Just something to ponder. :D (The smiley face may seem out of place here to some, however, I can discuss this topic and still allow the happy healthy person and inner soul that is within to shine. At this stage, I am who I am, it happened, but it doesn't impact my happiness today. Occassionally, I re-explore parts with my therapist as triggers come up. However, for the most part, I am one of those perky happy people that drive curmudgions crazy.)

I wish happiness, laughter, and living life according to who you truly are - with adventure and a slight reckless abandon, enjoying each moment to the fullest for each and every one of you.

Janet (NJ)
We have to be so careful not to go crazy - at least I do.

Shortly before my first attack of ON:

1) I was smoking
2) I was having extreme stress at a new job after moving from another country, separated from my family
3) I found someone spraying pesticides in my room one day (it was a furnished business room)

Before my 2nd attack

1) Horrible mold behind my bed
2) Work stress
3) Family stress

So I wonder about all of them but address them through healthy living and avoiding stress. I had my lung function tested for the first time in 5 years. Before, I had the lungs of a 51yo. Now I was off the charts - like an 18yo.

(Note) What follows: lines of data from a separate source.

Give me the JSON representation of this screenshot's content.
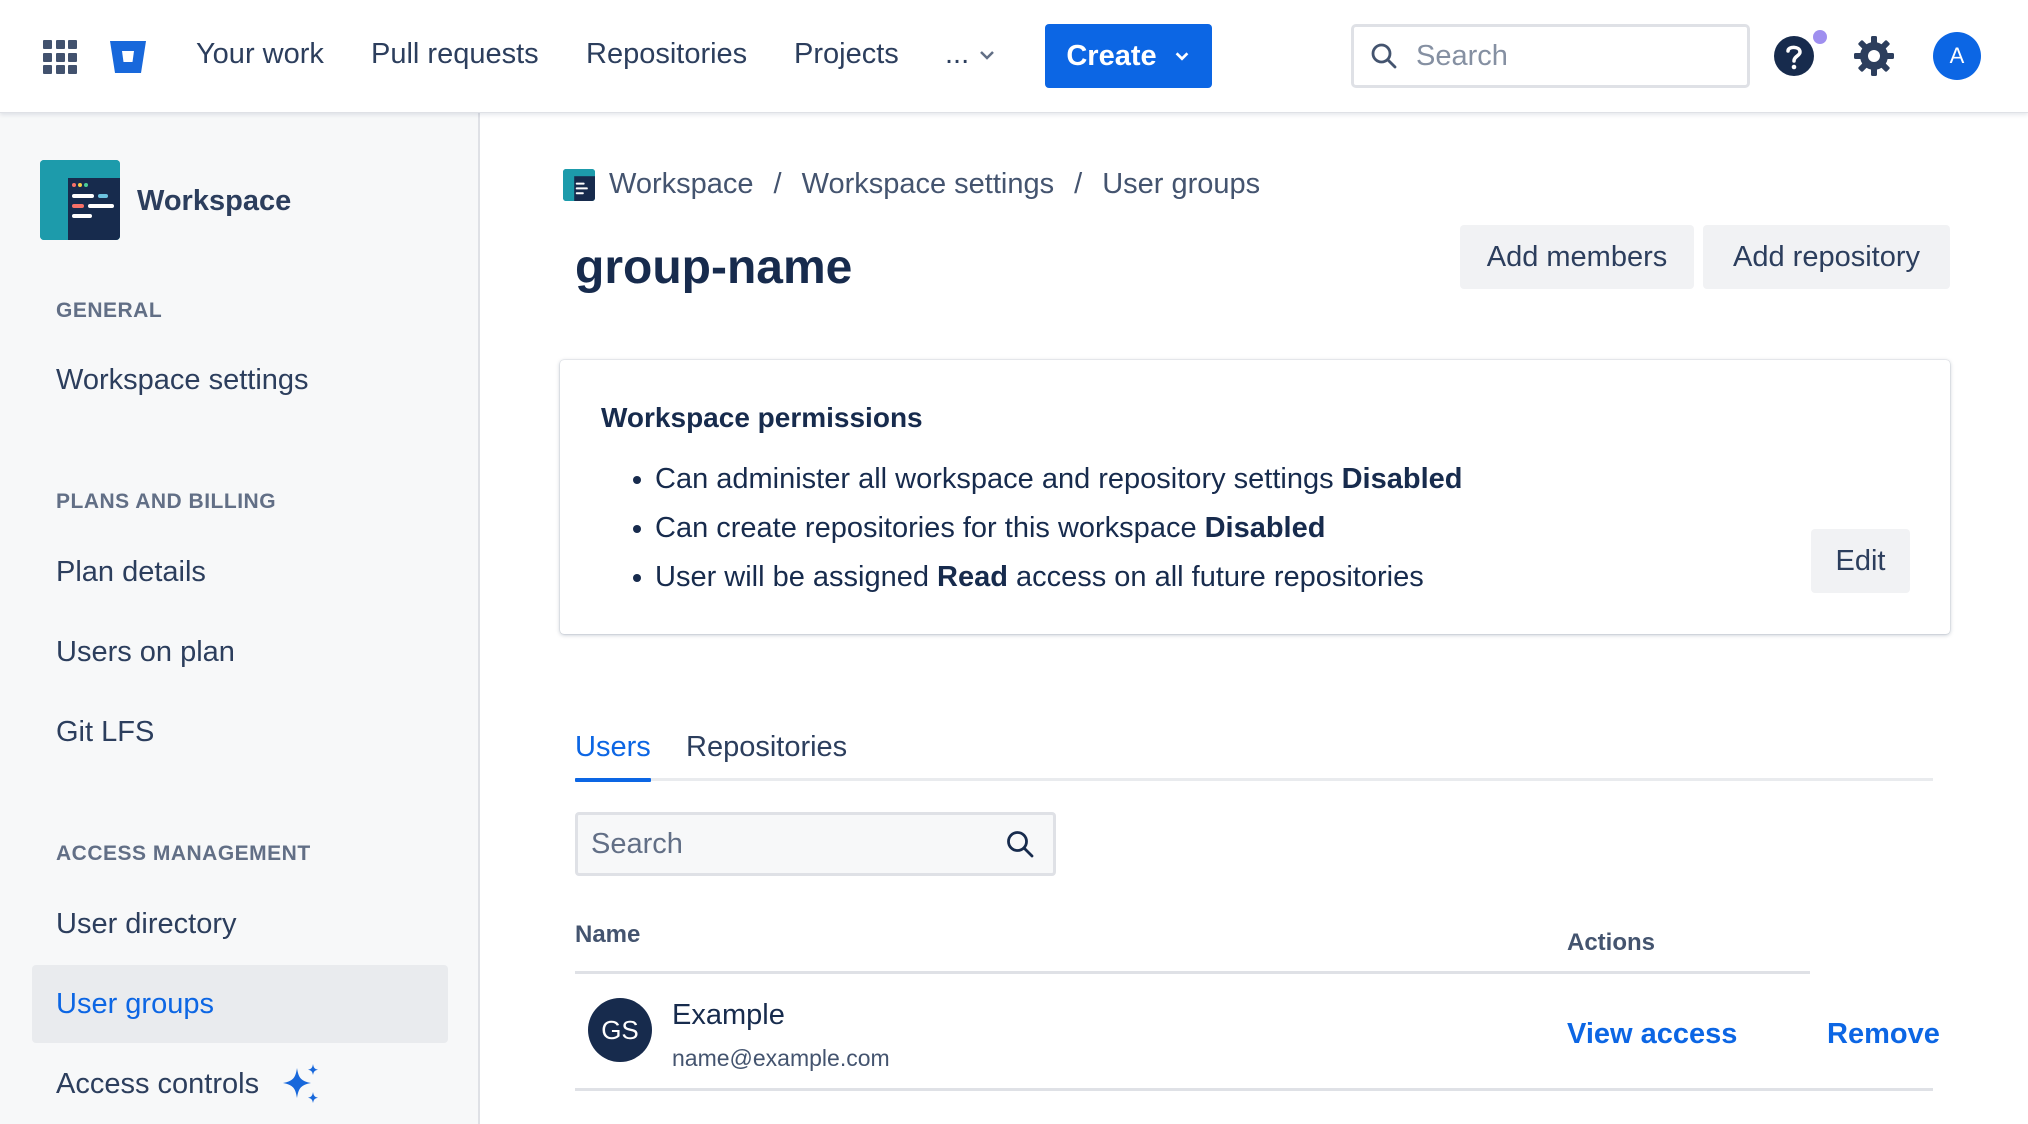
{
  "topnav": {
    "items": [
      "Your work",
      "Pull requests",
      "Repositories",
      "Projects"
    ],
    "more_label": "...",
    "create_label": "Create",
    "search_placeholder": "Search",
    "avatar_initial": "A",
    "brand_color": "#0c66e4",
    "help_dot_color": "#9f8fef"
  },
  "sidebar": {
    "workspace_name": "Workspace",
    "sections": [
      {
        "heading": "GENERAL",
        "items": [
          "Workspace settings"
        ]
      },
      {
        "heading": "PLANS AND BILLING",
        "items": [
          "Plan details",
          "Users on plan",
          "Git LFS"
        ]
      },
      {
        "heading": "ACCESS MANAGEMENT",
        "items": [
          "User directory",
          "User groups",
          "Access controls"
        ]
      }
    ],
    "active_item": "User groups"
  },
  "breadcrumb": [
    "Workspace",
    "Workspace settings",
    "User groups"
  ],
  "page": {
    "title": "group-name",
    "add_members_label": "Add members",
    "add_repository_label": "Add repository"
  },
  "permissions": {
    "title": "Workspace permissions",
    "items": [
      {
        "before": "Can administer all workspace and repository settings",
        "bold": "Disabled",
        "after": ""
      },
      {
        "before": "Can create repositories for this workspace",
        "bold": "Disabled",
        "after": ""
      },
      {
        "before": "User will be assigned",
        "bold": "Read",
        "after": "access on all future repositories"
      }
    ],
    "edit_label": "Edit"
  },
  "tabs": [
    {
      "label": "Users",
      "active": true
    },
    {
      "label": "Repositories",
      "active": false
    }
  ],
  "users": {
    "search_placeholder": "Search",
    "columns": {
      "name": "Name",
      "actions": "Actions"
    },
    "rows": [
      {
        "initials": "GS",
        "name": "Example",
        "email": "name@example.com",
        "view_label": "View access",
        "remove_label": "Remove"
      }
    ]
  }
}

Diagnosis: Jan 2010, OMS April 2010.
11 posts Page 1 of 2

Who is online

Users browsing this forum: No registered users and 21 guests